I haven’t exactly discovered something new. We’ve been reading about the wine selection at M&S for quite some time. As far back as 2008, Tim Atkin was telling us how much M&S wine had improved, while also revealing his choice when it comes to underpants (unlike me, he does not buy his pants from M&S).

For a big retailer, the wine options are rather bold. During a single visit to M&S, I counted wines from Brazil, Croatia, Greece, Georgia, Lebanon and Turkey. These are daring offerings considering that the most popular wine brands in the UK include the likes of Blossom Hill, Hardy’s, Echo Falls and Gallo.

I have not drunk any of these big brand wines in quite some time, but something tells me they are nothing at all like a malagousia from Greece, a okuzgozu from Turkey or even a much more conservative Turkish blend of shiraz and cabernet sauvignon.

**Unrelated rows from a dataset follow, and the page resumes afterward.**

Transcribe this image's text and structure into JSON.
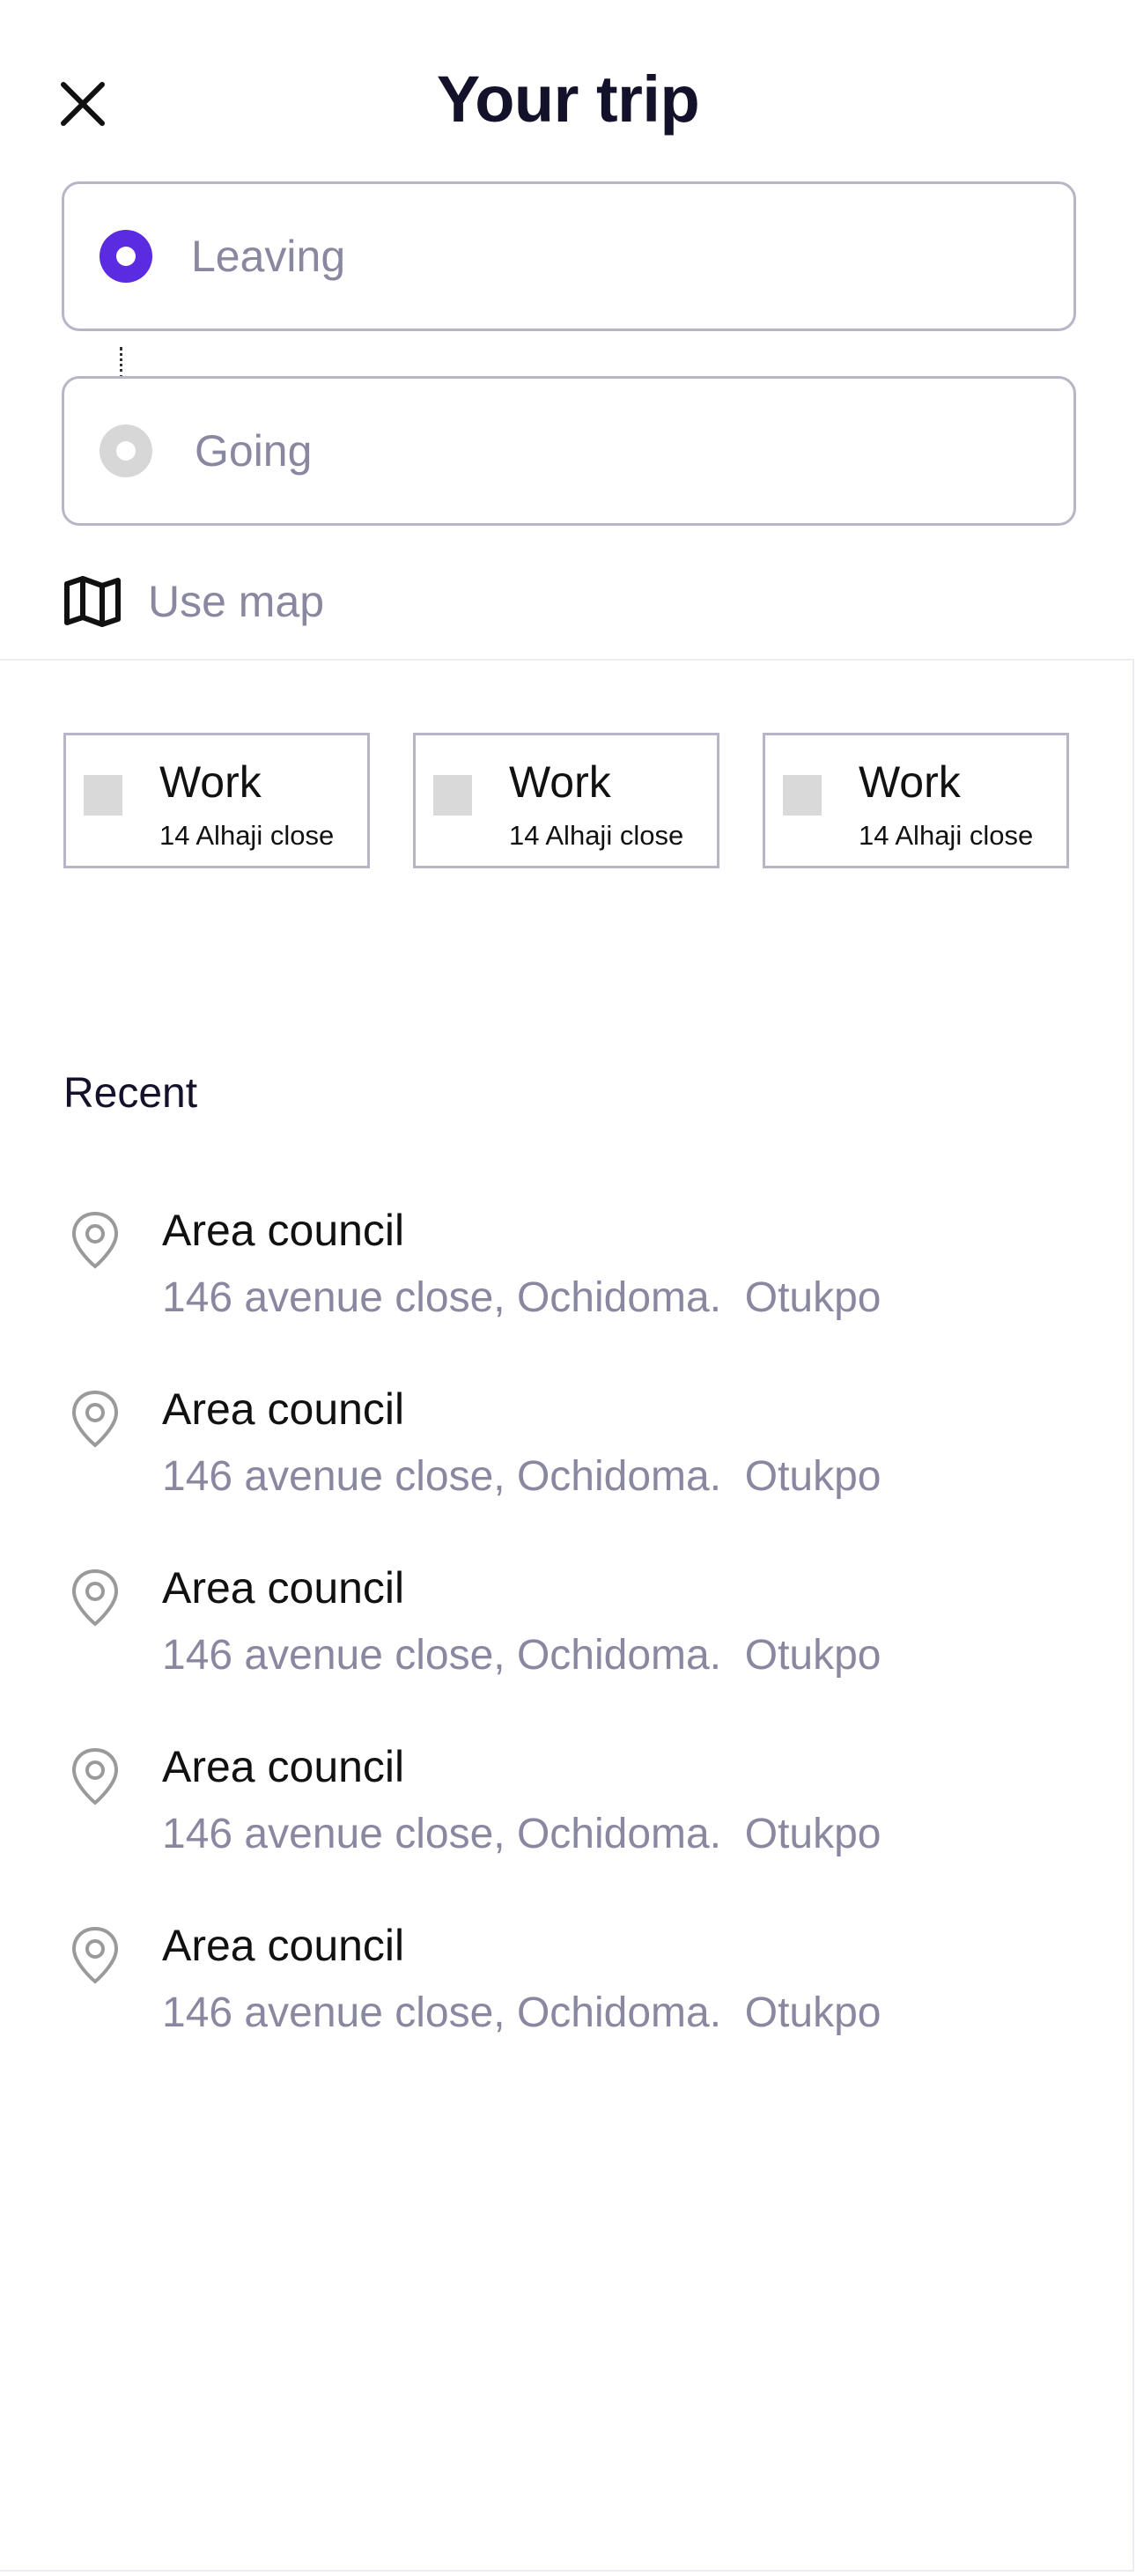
{
  "header": {
    "title": "Your trip",
    "close_icon": "close-icon"
  },
  "trip": {
    "leaving": {
      "placeholder": "Leaving",
      "value": ""
    },
    "going": {
      "placeholder": "Going",
      "value": ""
    }
  },
  "use_map": {
    "label": "Use map",
    "icon": "map-icon"
  },
  "saved_places": [
    {
      "title": "Work",
      "address": "14 Alhaji close"
    },
    {
      "title": "Work",
      "address": "14 Alhaji close"
    },
    {
      "title": "Work",
      "address": "14 Alhaji close"
    }
  ],
  "recent": {
    "heading": "Recent",
    "items": [
      {
        "name": "Area council",
        "address": "146 avenue close, Ochidoma.  Otukpo"
      },
      {
        "name": "Area council",
        "address": "146 avenue close, Ochidoma.  Otukpo"
      },
      {
        "name": "Area council",
        "address": "146 avenue close, Ochidoma.  Otukpo"
      },
      {
        "name": "Area council",
        "address": "146 avenue close, Ochidoma.  Otukpo"
      },
      {
        "name": "Area council",
        "address": "146 avenue close, Ochidoma.  Otukpo"
      }
    ]
  },
  "colors": {
    "accent": "#5a2be0",
    "placeholder": "#8a88a0",
    "title": "#14122b",
    "border": "#b8b6c6",
    "inactive_radio": "#d7d7d7"
  }
}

This could be because the average M&S shopper is not the same as the average person who buys their wine from their local off licence.

IMAG0927-1Reading that last line, it occurs to me that I have become one of them, a person who seeks out obscure wines and grape varieties and then blogs about them in a fury. It appears I am behind the curve on this one. And I am definitely a long way off making it into the Wine Century Club. I would have to keep track of all the grapes I am trying, for a start.

Of course, M&S isn’t the only retailer offering wines made from the less familiar end of the grape spectrum. There are too many good merchants to name, although I will make special mention of Red Squirrel Wine for carving a niche out of selling wines that are out of the ordinary.

So. Back to M&S. On a recent trip during a rather bored lunch hour, I noticed this Georgian wine, Tbilvino Qvevris 2011. An orange wine, this wine is made by fermenting the grape juice in contact with the skins, resulting in textured, tannic white that has a pale orange colour and a slightly nutty, almost sherry-like characteristic.

In a Daily Mail article about this very wine, people who posted comments on the article said they were disappointed to learn that the wine wasn’t actually made with oranges or that the wine’s actual colour wasn’t the orange they had expected.

IMAG0929I paused after reading this and wondered why people bother to even write comments under these articles. And then I wondered why I was reading about wine in the Daily Mail in the first place.

At the same time I also bought this Greek wine, Thymiopoulos Xinomavro 2011. Made  from the xinomavro grape, this wine is said to be comparable to a fine Italian red. Is it true? I will find out soon and report back.

A few years ago, Greek wine would have been a no-go for most people. Their white wines might have been acceptable, but a red wine? Could it really be palatable? But these days, Greek wine is beginning to hit its stride. From assyrtiko to malagousia and naoussa, the country that for many was known for retsina and little else is beginning to turn heads.

M&S isn’t the only place to find wines like this. Online retailers, national merchants and local merchants have boosted their ranges to include something out of the ordinary. Go to your local independent merchant and give them your support.